WHAT THE EXERCISE ASKS: Could you please write out the data shown below, exactly and in full?

INPUT DATA:
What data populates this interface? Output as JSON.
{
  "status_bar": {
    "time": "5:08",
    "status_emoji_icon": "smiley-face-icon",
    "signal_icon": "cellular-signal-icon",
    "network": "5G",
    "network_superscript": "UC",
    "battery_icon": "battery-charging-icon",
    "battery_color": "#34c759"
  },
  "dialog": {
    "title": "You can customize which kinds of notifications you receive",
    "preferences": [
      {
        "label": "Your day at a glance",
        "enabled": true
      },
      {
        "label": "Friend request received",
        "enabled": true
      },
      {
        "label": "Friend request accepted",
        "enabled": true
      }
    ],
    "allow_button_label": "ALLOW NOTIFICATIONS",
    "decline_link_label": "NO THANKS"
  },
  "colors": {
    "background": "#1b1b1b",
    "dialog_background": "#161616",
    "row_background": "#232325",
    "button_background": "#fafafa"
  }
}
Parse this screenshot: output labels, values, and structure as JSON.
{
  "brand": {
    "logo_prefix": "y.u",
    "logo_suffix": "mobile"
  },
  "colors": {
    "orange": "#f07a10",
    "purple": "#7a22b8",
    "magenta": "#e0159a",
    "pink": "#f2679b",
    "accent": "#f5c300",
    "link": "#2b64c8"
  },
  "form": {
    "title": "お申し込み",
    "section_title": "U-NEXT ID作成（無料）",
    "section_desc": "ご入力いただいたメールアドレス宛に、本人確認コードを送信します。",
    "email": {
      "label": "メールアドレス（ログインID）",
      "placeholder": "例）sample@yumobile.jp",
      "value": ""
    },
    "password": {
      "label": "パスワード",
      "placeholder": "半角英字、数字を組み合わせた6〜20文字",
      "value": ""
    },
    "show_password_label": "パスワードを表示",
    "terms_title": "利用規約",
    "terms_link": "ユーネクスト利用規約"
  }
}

ANSWER TO THE PROBLEM:
What data populates this interface? Output as JSON.
{
  "status_bar": {
    "time": "5:08",
    "status_emoji_icon": "smiley-face-icon",
    "signal_icon": "cellular-signal-icon",
    "network": "5G",
    "network_superscript": "UC",
    "battery_icon": "battery-charging-icon",
    "battery_color": "#34c759"
  },
  "dialog": {
    "title": "You can customize which kinds of notifications you receive",
    "preferences": [
      {
        "label": "Your day at a glance",
        "enabled": true
      },
      {
        "label": "Friend request received",
        "enabled": true
      },
      {
        "label": "Friend request accepted",
        "enabled": true
      }
    ],
    "allow_button_label": "ALLOW NOTIFICATIONS",
    "decline_link_label": "NO THANKS"
  },
  "colors": {
    "background": "#1b1b1b",
    "dialog_background": "#161616",
    "row_background": "#232325",
    "button_background": "#fafafa"
  }
}
Parse this screenshot: output labels, values, and structure as JSON.
{
  "brand": {
    "logo_prefix": "y.u",
    "logo_suffix": "mobile"
  },
  "colors": {
    "orange": "#f07a10",
    "purple": "#7a22b8",
    "magenta": "#e0159a",
    "pink": "#f2679b",
    "accent": "#f5c300",
    "link": "#2b64c8"
  },
  "form": {
    "title": "お申し込み",
    "section_title": "U-NEXT ID作成（無料）",
    "section_desc": "ご入力いただいたメールアドレス宛に、本人確認コードを送信します。",
    "email": {
      "label": "メールアドレス（ログインID）",
      "placeholder": "例）sample@yumobile.jp",
      "value": ""
    },
    "password": {
      "label": "パスワード",
      "placeholder": "半角英字、数字を組み合わせた6〜20文字",
      "value": ""
    },
    "show_password_label": "パスワードを表示",
    "terms_title": "利用規約",
    "terms_link": "ユーネクスト利用規約"
  }
}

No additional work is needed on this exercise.